My father owns the cattle on a thousand hills;
they graze among windmills scattered
along the interstate. Beneath a tinfoil moon
it’s not quite dark by nine. A silver-sided truck
roars, sucks at my passing car
flashes high beams to let me over.
Bott’s dots reflect the headlights,
comets chased by tails along an asphalt skyway.
I have traveled this road all the years of my life
a journey landscaped with exits never taken
into countryside where mown hay swells blonde
against alfalfa fields already regreening
and words rise from wild grasses
like surprised birds or flock along power lines
draped pole to pole beyond the city limit sign.
I pass the towers for a drawbridge.
It no longer raises over its river
the only ship a row boat upended on the bank.
Faded letters on a grain tower
advertise horses for sale. They died
half a century ago.
There is no map for places such as these
that recede in the rear view mirror
and await my return.

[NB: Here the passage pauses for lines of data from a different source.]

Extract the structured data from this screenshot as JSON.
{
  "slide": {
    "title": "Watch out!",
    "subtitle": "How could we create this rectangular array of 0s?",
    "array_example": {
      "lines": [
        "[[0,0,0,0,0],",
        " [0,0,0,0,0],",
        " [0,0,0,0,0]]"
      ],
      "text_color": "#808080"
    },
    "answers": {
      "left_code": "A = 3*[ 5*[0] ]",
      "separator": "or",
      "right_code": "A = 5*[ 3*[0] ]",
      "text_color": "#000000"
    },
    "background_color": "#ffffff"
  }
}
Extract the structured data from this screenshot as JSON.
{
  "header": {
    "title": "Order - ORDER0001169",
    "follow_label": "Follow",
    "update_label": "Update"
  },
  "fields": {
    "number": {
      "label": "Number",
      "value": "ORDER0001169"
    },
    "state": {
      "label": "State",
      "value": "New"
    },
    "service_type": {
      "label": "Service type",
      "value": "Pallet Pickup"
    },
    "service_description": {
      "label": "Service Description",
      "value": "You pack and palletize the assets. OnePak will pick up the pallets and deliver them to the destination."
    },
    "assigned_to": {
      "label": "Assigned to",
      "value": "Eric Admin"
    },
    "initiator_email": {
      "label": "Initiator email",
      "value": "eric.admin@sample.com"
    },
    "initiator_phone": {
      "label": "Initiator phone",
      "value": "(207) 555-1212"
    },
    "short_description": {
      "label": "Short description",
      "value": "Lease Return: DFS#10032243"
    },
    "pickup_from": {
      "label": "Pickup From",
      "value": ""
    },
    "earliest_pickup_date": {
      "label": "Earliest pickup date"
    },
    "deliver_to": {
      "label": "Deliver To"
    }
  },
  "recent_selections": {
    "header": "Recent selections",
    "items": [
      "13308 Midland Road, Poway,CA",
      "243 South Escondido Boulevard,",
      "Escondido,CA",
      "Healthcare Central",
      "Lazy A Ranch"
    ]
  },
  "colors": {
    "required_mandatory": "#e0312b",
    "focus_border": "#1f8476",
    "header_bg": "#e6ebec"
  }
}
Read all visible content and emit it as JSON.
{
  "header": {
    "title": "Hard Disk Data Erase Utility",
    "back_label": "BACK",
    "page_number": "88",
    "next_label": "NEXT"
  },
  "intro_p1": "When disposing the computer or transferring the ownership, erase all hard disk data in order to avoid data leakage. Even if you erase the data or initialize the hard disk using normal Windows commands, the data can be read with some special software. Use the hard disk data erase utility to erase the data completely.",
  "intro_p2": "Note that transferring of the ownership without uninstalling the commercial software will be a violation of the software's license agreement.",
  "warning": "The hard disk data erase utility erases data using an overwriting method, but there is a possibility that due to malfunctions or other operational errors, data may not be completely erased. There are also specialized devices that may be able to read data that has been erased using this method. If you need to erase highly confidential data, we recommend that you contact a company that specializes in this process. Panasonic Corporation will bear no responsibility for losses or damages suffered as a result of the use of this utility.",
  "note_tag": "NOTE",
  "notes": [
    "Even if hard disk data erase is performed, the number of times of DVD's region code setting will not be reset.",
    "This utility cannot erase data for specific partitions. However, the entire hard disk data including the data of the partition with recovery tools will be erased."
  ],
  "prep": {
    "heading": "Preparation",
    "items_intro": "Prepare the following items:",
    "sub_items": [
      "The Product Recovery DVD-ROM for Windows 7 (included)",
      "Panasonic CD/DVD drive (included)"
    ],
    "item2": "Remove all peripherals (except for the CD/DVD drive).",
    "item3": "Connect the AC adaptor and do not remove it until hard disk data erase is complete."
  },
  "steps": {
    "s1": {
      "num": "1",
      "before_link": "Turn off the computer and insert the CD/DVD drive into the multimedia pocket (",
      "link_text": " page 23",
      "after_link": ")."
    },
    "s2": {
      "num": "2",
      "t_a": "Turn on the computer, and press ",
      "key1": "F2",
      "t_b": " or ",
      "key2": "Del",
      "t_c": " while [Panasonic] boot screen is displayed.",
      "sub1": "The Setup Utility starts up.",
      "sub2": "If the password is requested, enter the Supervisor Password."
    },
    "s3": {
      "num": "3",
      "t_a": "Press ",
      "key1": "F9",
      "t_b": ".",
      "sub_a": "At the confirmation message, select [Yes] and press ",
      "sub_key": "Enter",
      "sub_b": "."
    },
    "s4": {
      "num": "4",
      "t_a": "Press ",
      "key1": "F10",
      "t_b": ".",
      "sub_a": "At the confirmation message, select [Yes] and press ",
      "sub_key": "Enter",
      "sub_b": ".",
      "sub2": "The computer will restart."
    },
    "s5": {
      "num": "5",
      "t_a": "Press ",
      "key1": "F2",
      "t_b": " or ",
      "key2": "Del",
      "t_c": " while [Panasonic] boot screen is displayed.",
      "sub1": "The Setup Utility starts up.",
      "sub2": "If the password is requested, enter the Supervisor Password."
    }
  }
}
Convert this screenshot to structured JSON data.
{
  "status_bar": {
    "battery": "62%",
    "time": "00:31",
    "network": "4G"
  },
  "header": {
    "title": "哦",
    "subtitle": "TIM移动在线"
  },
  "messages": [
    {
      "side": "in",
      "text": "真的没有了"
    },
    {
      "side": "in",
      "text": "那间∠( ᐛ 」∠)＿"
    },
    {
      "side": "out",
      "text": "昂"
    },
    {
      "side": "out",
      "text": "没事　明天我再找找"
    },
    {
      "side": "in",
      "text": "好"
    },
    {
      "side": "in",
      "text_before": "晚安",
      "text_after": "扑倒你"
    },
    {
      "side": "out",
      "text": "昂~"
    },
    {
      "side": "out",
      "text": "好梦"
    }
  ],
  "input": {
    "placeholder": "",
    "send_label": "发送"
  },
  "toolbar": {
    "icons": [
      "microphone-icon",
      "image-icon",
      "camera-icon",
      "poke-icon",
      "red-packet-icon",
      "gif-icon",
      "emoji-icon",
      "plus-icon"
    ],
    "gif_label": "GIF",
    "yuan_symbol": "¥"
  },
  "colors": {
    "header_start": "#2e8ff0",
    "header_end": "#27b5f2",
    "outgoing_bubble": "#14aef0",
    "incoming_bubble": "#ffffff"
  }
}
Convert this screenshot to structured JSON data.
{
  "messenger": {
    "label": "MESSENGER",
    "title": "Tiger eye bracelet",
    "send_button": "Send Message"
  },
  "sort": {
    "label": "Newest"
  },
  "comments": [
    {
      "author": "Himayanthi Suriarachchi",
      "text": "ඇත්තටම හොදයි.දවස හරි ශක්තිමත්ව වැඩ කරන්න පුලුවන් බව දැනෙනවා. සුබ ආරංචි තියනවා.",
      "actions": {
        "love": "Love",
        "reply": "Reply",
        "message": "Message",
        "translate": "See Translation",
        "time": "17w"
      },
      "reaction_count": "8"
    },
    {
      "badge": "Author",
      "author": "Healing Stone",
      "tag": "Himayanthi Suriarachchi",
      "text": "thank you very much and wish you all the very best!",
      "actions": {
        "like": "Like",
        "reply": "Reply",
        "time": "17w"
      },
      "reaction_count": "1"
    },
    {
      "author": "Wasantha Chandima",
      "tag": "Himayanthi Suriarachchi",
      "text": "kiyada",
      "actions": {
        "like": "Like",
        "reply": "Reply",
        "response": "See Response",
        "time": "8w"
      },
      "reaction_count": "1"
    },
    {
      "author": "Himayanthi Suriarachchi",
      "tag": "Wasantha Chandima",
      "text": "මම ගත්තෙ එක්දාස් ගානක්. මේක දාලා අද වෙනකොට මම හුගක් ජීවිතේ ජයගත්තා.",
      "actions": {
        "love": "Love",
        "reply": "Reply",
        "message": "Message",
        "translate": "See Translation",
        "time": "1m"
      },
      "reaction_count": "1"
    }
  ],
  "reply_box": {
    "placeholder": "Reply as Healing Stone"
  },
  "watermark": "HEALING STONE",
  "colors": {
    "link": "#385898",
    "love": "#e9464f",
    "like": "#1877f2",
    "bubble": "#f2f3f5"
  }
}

It is dusk
forever here, with the scent of mowing.
Tonight I drive straight through to Stockton.
My father’s mansion has many rooms,
if it were not so I would have told you.
A sudden oasis of farmyard hemmed
by walnut trees. The rising thrum of cricket.